Sunday 20 January 2008

Safety on the streets

I was a left a bit bemused by this article in the Sunday Times, which reveals that Home Secretary Jacqui Smith has admitted she would not feel safe walking around London after dark.

Let's firstly get out of the way the major issue here - that if you are a Minister of the party which has governed the country for more than ten years and you don't feel that you could safely walk outside in the dark, that's surely an admission of some kind.
OK, you could argue that London is a very very big city, and that it follows that as a vulnerable solo woman in that city you might feel that you'd be more likely to be a victim of crime.

However, there's also the issue of the Minister being entirely out of touch with reality:

In the interview, Smith, the first woman home secretary, was asked whether she would feel safe walking on her own around Hackney at midnight. She replied: “Well, no, but I don’t think I’d ever have done. You know, I would never have done that, at any point during my life.” Asked why not, she answered: “Well, I just don’t think that’s a thing that people do, is it, really?

People sometimes have no choice; no access to a private car (never mind a Ministerial car!), no trains, no buses, no cash for a taxi, so shank's pony is the only way home. If the Home Secretary doesn't appreciate that, she really has lost touch with the very people she is supposed to be looking after.

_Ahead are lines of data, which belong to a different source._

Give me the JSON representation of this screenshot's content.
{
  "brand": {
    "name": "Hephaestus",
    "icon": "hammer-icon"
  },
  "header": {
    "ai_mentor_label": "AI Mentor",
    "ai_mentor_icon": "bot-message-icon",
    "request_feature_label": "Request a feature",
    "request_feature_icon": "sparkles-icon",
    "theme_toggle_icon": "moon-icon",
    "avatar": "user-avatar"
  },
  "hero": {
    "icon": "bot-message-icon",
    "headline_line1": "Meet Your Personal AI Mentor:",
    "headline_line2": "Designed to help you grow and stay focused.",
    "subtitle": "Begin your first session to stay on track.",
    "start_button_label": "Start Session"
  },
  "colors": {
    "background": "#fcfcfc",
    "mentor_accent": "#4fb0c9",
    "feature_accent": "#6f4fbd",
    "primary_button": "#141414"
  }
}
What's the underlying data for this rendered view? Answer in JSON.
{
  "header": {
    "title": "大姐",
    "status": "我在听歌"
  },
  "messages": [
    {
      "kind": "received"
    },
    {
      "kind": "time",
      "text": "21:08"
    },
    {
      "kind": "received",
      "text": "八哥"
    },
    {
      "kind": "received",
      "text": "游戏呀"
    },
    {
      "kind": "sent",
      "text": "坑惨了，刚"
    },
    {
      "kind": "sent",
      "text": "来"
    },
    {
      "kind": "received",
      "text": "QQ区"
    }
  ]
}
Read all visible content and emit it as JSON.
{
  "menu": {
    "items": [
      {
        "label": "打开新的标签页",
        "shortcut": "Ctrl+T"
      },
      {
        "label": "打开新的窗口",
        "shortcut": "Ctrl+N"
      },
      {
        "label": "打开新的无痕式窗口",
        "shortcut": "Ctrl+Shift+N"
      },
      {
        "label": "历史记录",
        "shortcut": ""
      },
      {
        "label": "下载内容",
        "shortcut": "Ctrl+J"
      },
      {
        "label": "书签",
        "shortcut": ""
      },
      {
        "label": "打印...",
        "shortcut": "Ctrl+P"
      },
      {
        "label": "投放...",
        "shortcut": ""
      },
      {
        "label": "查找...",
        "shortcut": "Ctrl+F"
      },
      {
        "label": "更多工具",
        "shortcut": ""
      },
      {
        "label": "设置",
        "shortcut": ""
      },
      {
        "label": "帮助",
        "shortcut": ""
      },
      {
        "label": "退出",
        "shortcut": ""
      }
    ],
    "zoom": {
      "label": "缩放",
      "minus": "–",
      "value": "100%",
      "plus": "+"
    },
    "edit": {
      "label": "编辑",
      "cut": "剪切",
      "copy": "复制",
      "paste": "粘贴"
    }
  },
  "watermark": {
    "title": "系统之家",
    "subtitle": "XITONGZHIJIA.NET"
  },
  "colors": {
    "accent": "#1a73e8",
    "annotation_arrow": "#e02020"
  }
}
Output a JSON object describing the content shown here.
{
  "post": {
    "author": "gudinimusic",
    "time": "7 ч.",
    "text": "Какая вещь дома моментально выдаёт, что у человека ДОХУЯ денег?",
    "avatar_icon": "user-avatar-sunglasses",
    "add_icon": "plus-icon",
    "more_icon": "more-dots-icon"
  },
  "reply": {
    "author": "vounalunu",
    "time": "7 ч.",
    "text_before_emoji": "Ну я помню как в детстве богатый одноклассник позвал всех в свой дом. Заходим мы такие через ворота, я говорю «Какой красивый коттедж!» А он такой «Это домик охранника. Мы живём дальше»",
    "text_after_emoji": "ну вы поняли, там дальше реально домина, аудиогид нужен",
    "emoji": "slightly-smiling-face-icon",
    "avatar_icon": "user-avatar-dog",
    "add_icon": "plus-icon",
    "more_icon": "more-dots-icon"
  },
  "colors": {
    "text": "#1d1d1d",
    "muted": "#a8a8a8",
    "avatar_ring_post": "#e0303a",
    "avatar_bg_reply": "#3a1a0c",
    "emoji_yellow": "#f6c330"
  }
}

I'm perhaps a bit too reckless for my own good but I have wandered home on many occasions on my own at night, most regularly in Glasgow these days, but also when I was at Uni in Aberdeen and when I was an intern in Brussels. I've been lucky, as no harm has come to me so far. I do know people, including my partner, who have been attacked. What reassures me (in a strange way) is that all of the incidents I know about have been random, pure bad luck and the result of being in the wrong place at the wrong time. I believe that I'm likely to be a victim at some point, but that there's no point in worrying about it as there's little you can do in that situation.

Since I was elected, I've often walked home from my surgeries, on my own, in the dark. Do I feel vulnerable? Occasionally. There's nothing like a drunken learly football fan to make you want to cross the road and hurry on your way. Do I fold and avoid walking in Glasgow at night? Absolutely not - what kind of public representative, what kind of person,
would that make me? Perhaps one like Jacqui Smith.

One final footnote:
After the interview, a worried aide called The Sunday Times saying the wording had not come out as the home secretary had intended. She said Smith had recently “bought a kebab in Peckham” at night. The south London district is one of the most deprived in the capital.

Aye, right!


Anonymous said...

I had that Jacqui Smith in the back of my kebab shop once.

Labour Rigged Glenrothes said...

As Head of the YSI when are you going to come out with details of this years Bannockburn Rally hope it is not the same shambles as last year